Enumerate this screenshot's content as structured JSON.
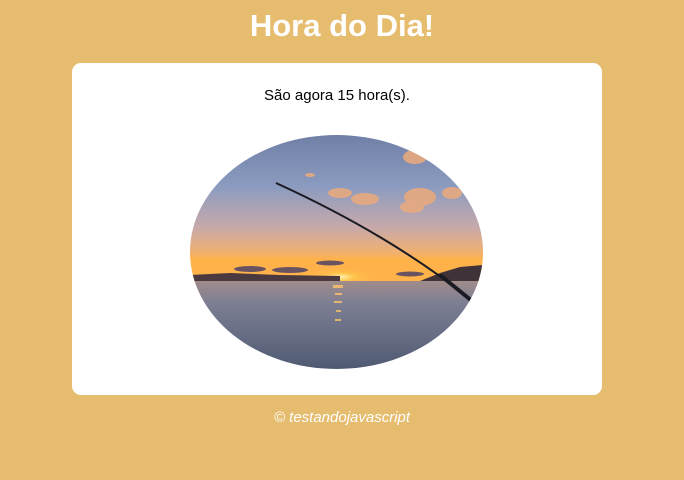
{
  "page": {
    "title": "Hora do Dia!",
    "background_color": "#e6bc6e"
  },
  "card": {
    "message_prefix": "São agora ",
    "hour": 15,
    "message_suffix": " hora(s).",
    "image_icon": "sunset-fishing-photo"
  },
  "footer": {
    "text": "© testandojavascript"
  }
}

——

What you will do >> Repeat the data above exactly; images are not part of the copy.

Task solution >>
Enumerate this screenshot's content as structured JSON.
{
  "page": {
    "title": "Hora do Dia!",
    "background_color": "#e6bc6e"
  },
  "card": {
    "message_prefix": "São agora ",
    "hour": 15,
    "message_suffix": " hora(s).",
    "image_icon": "sunset-fishing-photo"
  },
  "footer": {
    "text": "© testandojavascript"
  }
}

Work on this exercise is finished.